● **Work required**:
When a line in the material contains the word "nefiteasyhttpserver", copy it.

● **Available data**:
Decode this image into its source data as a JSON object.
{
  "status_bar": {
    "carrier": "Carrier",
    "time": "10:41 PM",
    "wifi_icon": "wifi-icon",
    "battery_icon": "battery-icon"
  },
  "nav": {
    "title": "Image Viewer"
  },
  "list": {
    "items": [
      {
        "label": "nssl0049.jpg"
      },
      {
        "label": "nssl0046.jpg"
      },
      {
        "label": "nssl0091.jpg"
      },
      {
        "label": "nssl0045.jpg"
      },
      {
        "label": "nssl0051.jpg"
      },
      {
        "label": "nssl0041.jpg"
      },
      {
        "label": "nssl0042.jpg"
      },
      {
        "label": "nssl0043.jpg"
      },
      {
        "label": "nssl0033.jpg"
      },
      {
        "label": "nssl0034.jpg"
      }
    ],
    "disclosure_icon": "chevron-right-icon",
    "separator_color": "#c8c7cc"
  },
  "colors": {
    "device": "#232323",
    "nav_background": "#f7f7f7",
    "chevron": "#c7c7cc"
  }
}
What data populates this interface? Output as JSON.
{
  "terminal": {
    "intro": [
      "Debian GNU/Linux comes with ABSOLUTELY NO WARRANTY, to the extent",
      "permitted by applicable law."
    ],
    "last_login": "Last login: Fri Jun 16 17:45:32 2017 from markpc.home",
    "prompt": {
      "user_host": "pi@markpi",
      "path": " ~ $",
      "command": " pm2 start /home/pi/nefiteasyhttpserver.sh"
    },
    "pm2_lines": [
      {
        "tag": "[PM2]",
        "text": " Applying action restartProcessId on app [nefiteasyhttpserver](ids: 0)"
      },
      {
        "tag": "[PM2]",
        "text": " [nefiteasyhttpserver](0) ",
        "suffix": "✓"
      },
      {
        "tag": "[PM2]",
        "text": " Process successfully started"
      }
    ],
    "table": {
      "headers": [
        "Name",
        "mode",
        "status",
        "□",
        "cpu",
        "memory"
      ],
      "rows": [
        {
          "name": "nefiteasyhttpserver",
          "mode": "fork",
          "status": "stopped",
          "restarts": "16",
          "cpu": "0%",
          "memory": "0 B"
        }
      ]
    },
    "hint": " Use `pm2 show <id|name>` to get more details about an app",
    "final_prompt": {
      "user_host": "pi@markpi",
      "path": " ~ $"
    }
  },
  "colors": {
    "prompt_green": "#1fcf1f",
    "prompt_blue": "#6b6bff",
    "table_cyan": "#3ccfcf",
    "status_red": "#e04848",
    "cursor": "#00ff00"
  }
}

● **Output**:
      "command": " pm2 start /home/pi/nefiteasyhttpserver.sh"
        "text": " Applying action restartProcessId on app [nefiteasyhttpserver](ids: 0)"
        "text": " [nefiteasyhttpserver](0) ",
          "name": "nefiteasyhttpserver",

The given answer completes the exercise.